Part cookbook, part treatise, all recipes.
This is a book that sat on my shelf for two months before I had the guts to crack it open. There’s something so intimidating about this weighty tome, its rejection-pen red color, and the Old English font proclaiming The Essential New York Times Cookbook: Classic Recipes for a New Century. Penned by former New York Times food columnist Amanda Hesser, it’s what many consider her tour de force, a truly seminal work.
This is a book with an indubitably expansive range. It includes recipes beginning from the mid-nineteenth century on up to the present. This isn’t just a cookbook, it’s also part food literature and part food treatise on notable culinary food figures, a chronicle of food trends, and benchmark dishes of every decade. If you’re keen on history and fond of facts, you’ll enjoy this book.
The recipes are culled from the Times’ 150-year archive and though the subject matter is serious, Hesser attempts and succeeds in treating it lightly and clearly. As she describes in the Introduction, “It was going to be an eclectic panorama of both high-toned masterpieces and low-brow grub, a fever chart of culinary passions … a book, I am convinced, [that] will serve your every mood.”
Every chapter begins with a black and white photo (there are no color plates in this book), all of a vintage nature, with lots of stark shadows and expanses of white evoking the halcyon days of foodie yore. Immediately opposite the photo is a timeline of sorts, notable developments in the Chapter of question and interesting, if not chuckle-inducing facts. To wit, in the Potatoes, Corn, and Legumes Chapter for the 1980s entry: “French chef Joel Robuchon beats together 1 part butter to 2 parts mashed potatoes – the recipe becomes famous and keeps cardiologists in business.” Or in the Breads and Baking Chapter for the 1931 entry: “Bisquick is introduced, lowering peoples’ baking IQs.”
For quick reference, each chapter’s recipes are sorted by category and corresponding page number. The Cakes chapter is remarkably specific with categories ranging from Chocolate Cakes, Cakes with Nuts, Vanilla Cakes, Cakes with Fruit, Spice Cakes, Cupcakes, Cheesecakes, and the rather arrestingly named Pancake Cakes (crepe cakes and their ilk). There’s a chapter in the book that one doesn’t see often, if at all: the Sandwiches, Pizza, and Savory Pies chapter that begins with the titillating Foie Gras and Jam Sandwiches. Yes, really.
Recipe writing is an art and Hesser has it down pat. Her headnotes are helpful never domineering, written with the wisdom of having tested over 1,600 recipes for this book alone. The recipes themselves are informed with Yields, Cooking Notes, Period Details (such as apt notes and behind-the-scenes details of the recipe’s evolution, etc.) and serving suggestions. When applicable, a subheading called Readers is included, this being letters from readers reacting to the recipe. Compelling reading all.

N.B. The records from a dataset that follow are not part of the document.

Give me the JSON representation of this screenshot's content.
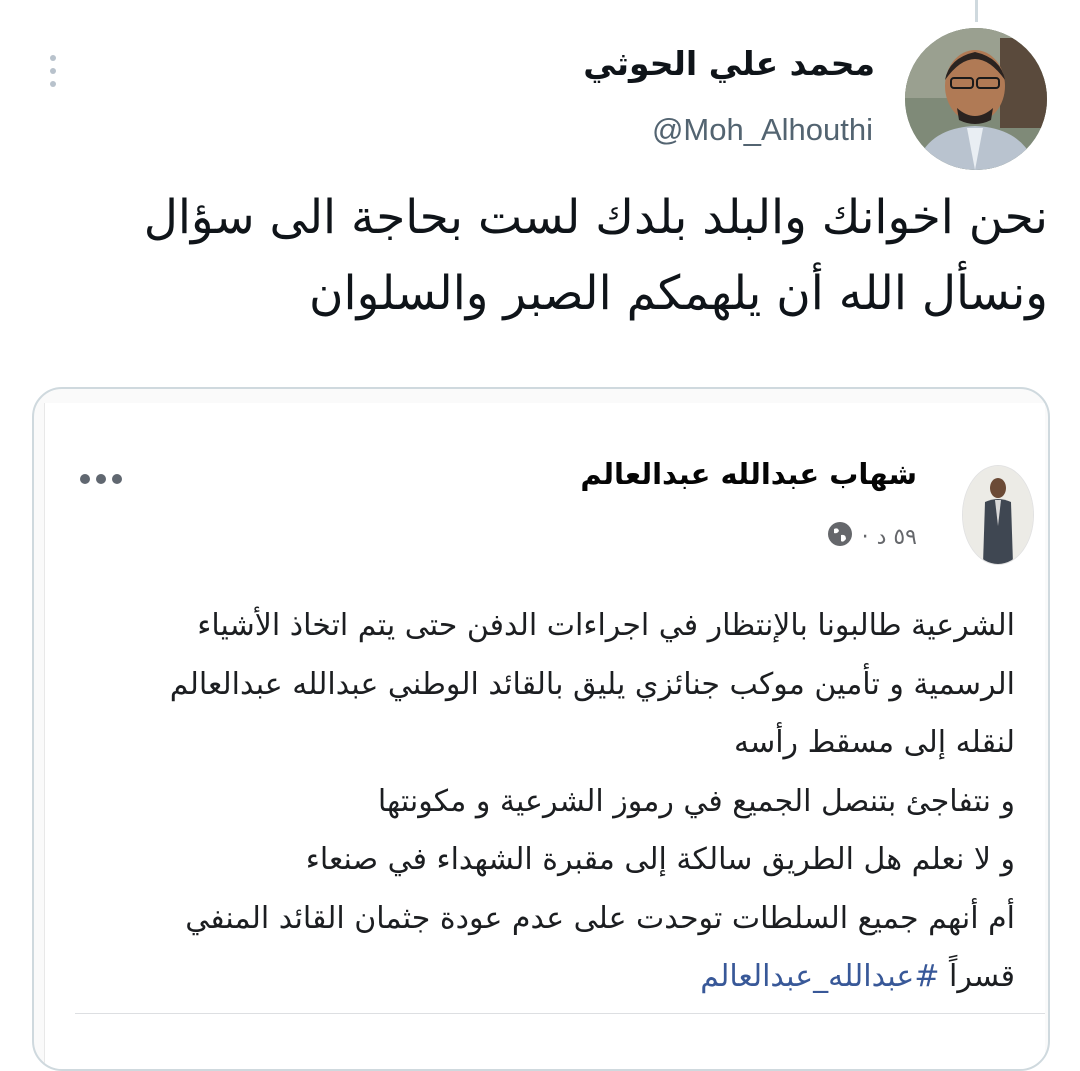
{
  "tweet": {
    "display_name": "محمد علي الحوثي",
    "handle": "@Moh_Alhouthi",
    "text_lines": [
      "نحن اخوانك والبلد بلدك لست بحاجة الى سؤال",
      "ونسأل الله أن يلهمكم الصبر والسلوان"
    ]
  },
  "embedded_post": {
    "author_name": "شهاب عبدالله عبدالعالم",
    "time": "٥٩ د",
    "separator": "·",
    "privacy_icon": "globe-icon",
    "more_icon": "horizontal-dots-icon",
    "body_lines": [
      "الشرعية طالبونا بالإنتظار في اجراءات الدفن حتى يتم اتخاذ الأشياء",
      "الرسمية و تأمين موكب جنائزي يليق بالقائد الوطني عبدالله عبدالعالم",
      "لنقله إلى مسقط رأسه",
      "و نتفاجئ بتنصل الجميع في رموز الشرعية و مكونتها",
      "و لا نعلم هل الطريق سالكة إلى مقبرة الشهداء في صنعاء",
      "أم أنهم جميع السلطات توحدت على عدم عودة جثمان القائد المنفي"
    ],
    "last_line_prefix": "قسراً ",
    "hashtag": "#عبدالله_عبدالعالم"
  },
  "colors": {
    "text": "#0f1419",
    "secondary": "#536471",
    "hashtag": "#385898",
    "border": "#cfd9de"
  }
}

I’m especially riveted by the Breakfast and Brunch chapter where recipes to try include David Eyre’s Pancake and the Amazing Overnight Waffles of which I’ve previously blogged about. Also notable are the tweaks on Chocolate Chip Cookies, one that’s Flat and Chewy (Hesser’s choice), the other, the now (in)famous David Leite version.
The book ends with a supremely useful selection of Recommended Menus and an index thick enough to double as an electronic gadget manual.
The Essential New York Times Cookbook: Classic Recipes for a New Century
by Amanda Hesser
W. W. Norton & Company (October 2010)
Available at Fully Booked.